[Opening Supplied information section]

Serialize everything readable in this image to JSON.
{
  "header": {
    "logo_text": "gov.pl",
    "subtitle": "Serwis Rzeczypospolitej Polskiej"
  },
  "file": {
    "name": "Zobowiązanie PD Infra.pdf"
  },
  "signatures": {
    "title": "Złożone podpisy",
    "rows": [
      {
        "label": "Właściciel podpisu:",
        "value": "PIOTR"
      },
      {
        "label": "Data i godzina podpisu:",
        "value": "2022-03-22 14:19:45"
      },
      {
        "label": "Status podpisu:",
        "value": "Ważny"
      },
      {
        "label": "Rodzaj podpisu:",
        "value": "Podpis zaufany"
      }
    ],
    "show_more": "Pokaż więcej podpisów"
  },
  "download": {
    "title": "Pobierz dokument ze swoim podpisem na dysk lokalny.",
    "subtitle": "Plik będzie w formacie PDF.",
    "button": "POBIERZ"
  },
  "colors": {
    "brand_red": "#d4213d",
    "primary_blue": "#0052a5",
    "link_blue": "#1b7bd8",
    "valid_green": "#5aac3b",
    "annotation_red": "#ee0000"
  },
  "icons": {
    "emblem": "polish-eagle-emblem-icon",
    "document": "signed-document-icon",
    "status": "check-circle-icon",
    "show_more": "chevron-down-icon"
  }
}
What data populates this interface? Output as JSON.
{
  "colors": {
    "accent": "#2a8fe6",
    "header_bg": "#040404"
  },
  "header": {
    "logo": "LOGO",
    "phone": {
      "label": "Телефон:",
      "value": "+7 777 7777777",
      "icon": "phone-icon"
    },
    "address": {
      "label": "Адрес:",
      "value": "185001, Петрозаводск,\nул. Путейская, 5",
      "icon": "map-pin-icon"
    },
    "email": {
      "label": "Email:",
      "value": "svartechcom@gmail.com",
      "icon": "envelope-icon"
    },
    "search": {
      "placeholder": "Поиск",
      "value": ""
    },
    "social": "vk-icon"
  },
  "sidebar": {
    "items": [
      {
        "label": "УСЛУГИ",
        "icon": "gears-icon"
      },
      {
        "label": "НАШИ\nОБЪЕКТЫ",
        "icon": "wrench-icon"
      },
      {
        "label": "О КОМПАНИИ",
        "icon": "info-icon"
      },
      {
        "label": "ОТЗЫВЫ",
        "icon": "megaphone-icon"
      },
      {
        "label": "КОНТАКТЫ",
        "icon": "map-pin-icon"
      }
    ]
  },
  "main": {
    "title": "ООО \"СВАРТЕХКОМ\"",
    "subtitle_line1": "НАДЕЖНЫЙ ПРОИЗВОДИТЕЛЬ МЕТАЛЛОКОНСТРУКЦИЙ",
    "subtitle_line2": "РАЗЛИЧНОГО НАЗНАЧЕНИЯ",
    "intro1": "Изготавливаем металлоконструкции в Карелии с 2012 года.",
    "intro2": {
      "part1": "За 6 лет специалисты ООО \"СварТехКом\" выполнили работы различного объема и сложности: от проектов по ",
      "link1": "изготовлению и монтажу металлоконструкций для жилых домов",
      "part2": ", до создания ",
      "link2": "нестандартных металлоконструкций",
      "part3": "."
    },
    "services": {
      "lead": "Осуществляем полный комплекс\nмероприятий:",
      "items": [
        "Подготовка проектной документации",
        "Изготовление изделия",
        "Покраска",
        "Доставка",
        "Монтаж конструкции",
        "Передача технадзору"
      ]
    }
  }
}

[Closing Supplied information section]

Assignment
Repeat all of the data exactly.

Exercise answer
Serialize everything readable in this image to JSON.
{
  "header": {
    "logo_text": "gov.pl",
    "subtitle": "Serwis Rzeczypospolitej Polskiej"
  },
  "file": {
    "name": "Zobowiązanie PD Infra.pdf"
  },
  "signatures": {
    "title": "Złożone podpisy",
    "rows": [
      {
        "label": "Właściciel podpisu:",
        "value": "PIOTR"
      },
      {
        "label": "Data i godzina podpisu:",
        "value": "2022-03-22 14:19:45"
      },
      {
        "label": "Status podpisu:",
        "value": "Ważny"
      },
      {
        "label": "Rodzaj podpisu:",
        "value": "Podpis zaufany"
      }
    ],
    "show_more": "Pokaż więcej podpisów"
  },
  "download": {
    "title": "Pobierz dokument ze swoim podpisem na dysk lokalny.",
    "subtitle": "Plik będzie w formacie PDF.",
    "button": "POBIERZ"
  },
  "colors": {
    "brand_red": "#d4213d",
    "primary_blue": "#0052a5",
    "link_blue": "#1b7bd8",
    "valid_green": "#5aac3b",
    "annotation_red": "#ee0000"
  },
  "icons": {
    "emblem": "polish-eagle-emblem-icon",
    "document": "signed-document-icon",
    "status": "check-circle-icon",
    "show_more": "chevron-down-icon"
  }
}
What data populates this interface? Output as JSON.
{
  "colors": {
    "accent": "#2a8fe6",
    "header_bg": "#040404"
  },
  "header": {
    "logo": "LOGO",
    "phone": {
      "label": "Телефон:",
      "value": "+7 777 7777777",
      "icon": "phone-icon"
    },
    "address": {
      "label": "Адрес:",
      "value": "185001, Петрозаводск,\nул. Путейская, 5",
      "icon": "map-pin-icon"
    },
    "email": {
      "label": "Email:",
      "value": "svartechcom@gmail.com",
      "icon": "envelope-icon"
    },
    "search": {
      "placeholder": "Поиск",
      "value": ""
    },
    "social": "vk-icon"
  },
  "sidebar": {
    "items": [
      {
        "label": "УСЛУГИ",
        "icon": "gears-icon"
      },
      {
        "label": "НАШИ\nОБЪЕКТЫ",
        "icon": "wrench-icon"
      },
      {
        "label": "О КОМПАНИИ",
        "icon": "info-icon"
      },
      {
        "label": "ОТЗЫВЫ",
        "icon": "megaphone-icon"
      },
      {
        "label": "КОНТАКТЫ",
        "icon": "map-pin-icon"
      }
    ]
  },
  "main": {
    "title": "ООО \"СВАРТЕХКОМ\"",
    "subtitle_line1": "НАДЕЖНЫЙ ПРОИЗВОДИТЕЛЬ МЕТАЛЛОКОНСТРУКЦИЙ",
    "subtitle_line2": "РАЗЛИЧНОГО НАЗНАЧЕНИЯ",
    "intro1": "Изготавливаем металлоконструкции в Карелии с 2012 года.",
    "intro2": {
      "part1": "За 6 лет специалисты ООО \"СварТехКом\" выполнили работы различного объема и сложности: от проектов по ",
      "link1": "изготовлению и монтажу металлоконструкций для жилых домов",
      "part2": ", до создания ",
      "link2": "нестандартных металлоконструкций",
      "part3": "."
    },
    "services": {
      "lead": "Осуществляем полный комплекс\nмероприятий:",
      "items": [
        "Подготовка проектной документации",
        "Изготовление изделия",
        "Покраска",
        "Доставка",
        "Монтаж конструкции",
        "Передача технадзору"
      ]
    }
  }
}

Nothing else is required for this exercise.